There are many different strains of probiotics. If you think about antibiotics-there are lots of different prescriptions that we have seen or heard of over the years, right? Similarly, there are a number of different probiotics. Thousands, in fact.

However-there are only a handful of these thousand that have been researched upon and shown to be effective. Within the handful of effective ones, they may only be effective for certain conditions. So just ingesting a product with “probiotics” doesn’t necessarily give you any benefit. It depends on why you are taking them, and the strain of bacteria that is in the product. Unfortunately, the labeling for these products is often unclear.

Lactobacillus acidophilus is a common probiotic. According to MayoClinic.com:

Lactobacillus acidophilus is generally considered to be beneficial because it produces vitamin K, lactase, and anti-microbial substances such as acidolin, acidolphilin, lactocidin, and bacteriocin. Multiple human trials report benefits of L. acidophilus for bacterial vaginosis. Other medicinal uses of L. acidophilus are not sufficiently studied to form clear conclusions. .”

It’s normally found in yogurt, and the lactose reduced milk. (Lactaid brand ’round these parts.) A strain of Lactobacillus is also found in the supplement Cuturelle.

Another probiotic group known as Bifidobacteria (one of these strains is the one in the Activia yogurt-long live Jamie Curtis and her healthy bowels.) One of the methods of action is to slow the transit time of material through the intestines-again, reducing diarrhea.

The strain in Activia was produced specifically by Dannon and is known as Bifidus Regularis. As an aside, Dannon settled a class action lawsuit late in 2009 and has since altered the label claims.

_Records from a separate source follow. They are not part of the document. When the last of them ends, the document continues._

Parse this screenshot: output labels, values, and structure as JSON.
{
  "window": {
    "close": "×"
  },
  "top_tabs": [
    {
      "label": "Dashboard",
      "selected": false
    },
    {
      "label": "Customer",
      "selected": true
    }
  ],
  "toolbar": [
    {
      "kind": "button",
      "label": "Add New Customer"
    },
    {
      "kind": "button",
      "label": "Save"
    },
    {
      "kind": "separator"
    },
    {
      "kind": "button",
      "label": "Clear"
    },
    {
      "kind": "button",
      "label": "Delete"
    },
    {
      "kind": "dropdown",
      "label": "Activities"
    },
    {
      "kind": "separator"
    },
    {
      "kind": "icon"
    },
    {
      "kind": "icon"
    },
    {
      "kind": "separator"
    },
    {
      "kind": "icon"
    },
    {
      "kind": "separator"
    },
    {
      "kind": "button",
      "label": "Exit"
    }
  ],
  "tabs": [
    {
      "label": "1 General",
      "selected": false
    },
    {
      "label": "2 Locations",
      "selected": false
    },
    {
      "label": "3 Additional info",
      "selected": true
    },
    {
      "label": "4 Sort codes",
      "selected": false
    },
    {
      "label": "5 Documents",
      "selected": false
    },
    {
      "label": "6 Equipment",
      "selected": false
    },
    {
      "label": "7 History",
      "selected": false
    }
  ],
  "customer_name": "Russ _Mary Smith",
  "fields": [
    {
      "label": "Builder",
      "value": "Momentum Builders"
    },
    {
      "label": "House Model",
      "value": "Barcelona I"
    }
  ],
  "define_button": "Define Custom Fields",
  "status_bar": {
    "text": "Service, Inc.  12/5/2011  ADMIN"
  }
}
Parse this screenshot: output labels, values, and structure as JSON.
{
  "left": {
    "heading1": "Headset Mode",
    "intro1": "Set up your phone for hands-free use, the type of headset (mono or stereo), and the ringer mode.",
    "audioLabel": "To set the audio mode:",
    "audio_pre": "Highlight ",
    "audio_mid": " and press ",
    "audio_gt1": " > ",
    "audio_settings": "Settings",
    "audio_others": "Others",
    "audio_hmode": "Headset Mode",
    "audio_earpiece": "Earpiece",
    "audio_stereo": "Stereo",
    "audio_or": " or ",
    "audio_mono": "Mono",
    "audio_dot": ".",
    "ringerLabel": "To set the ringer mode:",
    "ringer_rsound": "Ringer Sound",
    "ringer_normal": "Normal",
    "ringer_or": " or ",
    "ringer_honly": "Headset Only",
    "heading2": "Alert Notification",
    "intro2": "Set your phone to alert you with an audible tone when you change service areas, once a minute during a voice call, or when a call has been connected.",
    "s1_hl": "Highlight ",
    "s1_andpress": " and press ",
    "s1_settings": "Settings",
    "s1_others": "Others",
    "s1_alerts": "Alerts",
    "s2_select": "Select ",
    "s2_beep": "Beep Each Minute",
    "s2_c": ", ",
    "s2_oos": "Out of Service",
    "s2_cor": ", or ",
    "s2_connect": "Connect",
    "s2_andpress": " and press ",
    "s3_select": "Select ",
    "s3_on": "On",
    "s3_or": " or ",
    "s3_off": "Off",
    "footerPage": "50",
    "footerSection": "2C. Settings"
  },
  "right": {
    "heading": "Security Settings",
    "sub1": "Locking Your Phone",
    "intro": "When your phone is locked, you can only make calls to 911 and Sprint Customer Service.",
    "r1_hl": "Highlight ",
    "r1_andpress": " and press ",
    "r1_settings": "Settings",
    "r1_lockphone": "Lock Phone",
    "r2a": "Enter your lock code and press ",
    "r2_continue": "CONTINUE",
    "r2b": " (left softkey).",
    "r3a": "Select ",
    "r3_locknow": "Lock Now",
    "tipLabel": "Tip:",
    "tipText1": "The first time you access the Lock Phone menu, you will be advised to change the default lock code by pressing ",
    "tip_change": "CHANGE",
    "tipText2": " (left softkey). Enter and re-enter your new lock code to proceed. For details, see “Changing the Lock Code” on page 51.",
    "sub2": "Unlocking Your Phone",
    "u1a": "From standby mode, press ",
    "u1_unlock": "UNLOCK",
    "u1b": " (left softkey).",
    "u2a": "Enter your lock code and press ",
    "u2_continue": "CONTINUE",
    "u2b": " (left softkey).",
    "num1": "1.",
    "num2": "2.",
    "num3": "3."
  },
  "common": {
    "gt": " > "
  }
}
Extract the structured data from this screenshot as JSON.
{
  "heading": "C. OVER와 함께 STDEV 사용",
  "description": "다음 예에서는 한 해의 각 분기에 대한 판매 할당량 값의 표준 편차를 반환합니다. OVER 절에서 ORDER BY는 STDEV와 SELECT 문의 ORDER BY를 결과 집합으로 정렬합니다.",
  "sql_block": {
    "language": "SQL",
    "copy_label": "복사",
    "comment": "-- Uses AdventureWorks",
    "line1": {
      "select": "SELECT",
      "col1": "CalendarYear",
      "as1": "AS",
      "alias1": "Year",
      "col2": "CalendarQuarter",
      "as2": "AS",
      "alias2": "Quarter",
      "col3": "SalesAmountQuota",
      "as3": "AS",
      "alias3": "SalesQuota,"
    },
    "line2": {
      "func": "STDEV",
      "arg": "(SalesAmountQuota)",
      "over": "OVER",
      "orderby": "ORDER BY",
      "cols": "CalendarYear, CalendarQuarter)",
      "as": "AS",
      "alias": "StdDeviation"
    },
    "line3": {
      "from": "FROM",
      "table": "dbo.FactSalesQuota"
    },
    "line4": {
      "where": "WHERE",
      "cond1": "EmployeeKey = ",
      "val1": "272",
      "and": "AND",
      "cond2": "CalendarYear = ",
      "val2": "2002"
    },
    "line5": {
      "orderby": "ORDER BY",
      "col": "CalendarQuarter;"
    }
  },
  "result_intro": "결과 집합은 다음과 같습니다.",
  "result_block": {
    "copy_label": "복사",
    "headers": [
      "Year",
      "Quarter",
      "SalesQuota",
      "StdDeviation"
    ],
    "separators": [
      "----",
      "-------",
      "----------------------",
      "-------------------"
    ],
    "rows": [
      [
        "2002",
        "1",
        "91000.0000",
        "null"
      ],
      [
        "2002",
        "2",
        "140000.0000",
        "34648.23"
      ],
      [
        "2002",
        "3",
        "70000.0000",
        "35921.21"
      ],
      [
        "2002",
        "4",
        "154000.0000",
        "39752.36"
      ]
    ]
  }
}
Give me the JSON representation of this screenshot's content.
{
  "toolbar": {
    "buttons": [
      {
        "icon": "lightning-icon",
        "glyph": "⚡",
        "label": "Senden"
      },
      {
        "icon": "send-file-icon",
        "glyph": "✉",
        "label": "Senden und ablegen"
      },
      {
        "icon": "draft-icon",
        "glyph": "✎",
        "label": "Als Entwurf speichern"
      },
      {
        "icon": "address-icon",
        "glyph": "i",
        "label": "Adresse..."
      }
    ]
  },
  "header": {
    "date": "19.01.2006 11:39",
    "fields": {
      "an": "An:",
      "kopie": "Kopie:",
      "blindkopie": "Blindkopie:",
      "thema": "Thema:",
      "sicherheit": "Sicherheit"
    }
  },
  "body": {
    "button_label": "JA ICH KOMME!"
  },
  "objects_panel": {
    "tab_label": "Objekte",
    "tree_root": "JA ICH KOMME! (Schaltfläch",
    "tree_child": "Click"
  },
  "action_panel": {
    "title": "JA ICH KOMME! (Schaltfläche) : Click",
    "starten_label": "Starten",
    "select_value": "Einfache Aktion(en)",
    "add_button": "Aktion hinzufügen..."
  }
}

Another strain of Bifidobacterium is bifidus infantis. This is the probiotic found in the product Align. Align is gluten free.

The Bifidobacterium probiotic strain appears to have real promise for those with intestinal disorders, including celiac disease and IBS.

  • Bifidobacterium appears to reduce the permeability of the intestinal walls in response to gliadin. This is especially of interest to those of us with celiac disease as the probiotic can help reduce gliadin’s (protein in gluten) damage to the intestines.
  • Recommendations were made at the Yale University Workshop in 2008 by a panel of 12 regarding the use of probiotics. Unfortunately, this paper is not available for free access (like so many I want to see,) but a summary from the NY Times stated “a panel of 12 experts concluded that there was strong evidence that several probiotic strains could reduce diarrhea, including that associated with antibiotic use. Several studies have also suggested that certain probiotics may be useful for irritable bowel syndrome, with the strongest recommendation for Bifidobacterium infantis 35624, the probiotic in the Procter & Gamble supplement Align. (Two members of the panel had ties to Procter & Gamble; three others had ties to other companies that sell probiotics.)” Important to note that there is financial benefit there. That doesn’t mean their opinion should be discounted, it’s just something to be aware of.

Of course, if you have any questions, please contact your physician before starting probiotic use. They are GRAS (generally recognized as safe) by the FDA, but individuals with immunodeficiency or active bowel infection are not recommended to use probiotics.

Align was kind enough to send me samples to try, and a month’s supply for one lucky reader! I used Align for a month, and can say I did not notice a difference. However, I am not a fair subject as I was already taking another brand of probiotic. Align also offers a money back guarantee if you are dissatisfied after trying it. That’s pretty impressive.

Align can be found pretty much anywhere-I saw it at Target and Publix.

If you’d like to win a free month supply of Align, leave a comment below and tell me what your biggest obstacle is to eating healthfully (if you have one), and/or your experience with probiotics. Winner will be randomly selected.

You can get another chance in the virtual hat if you re-tweet this post for my Twitter buddies.

For my free nutrition guideline, click here, or if you missed Gluten Free and Fit 101 check it out here.

Good luck!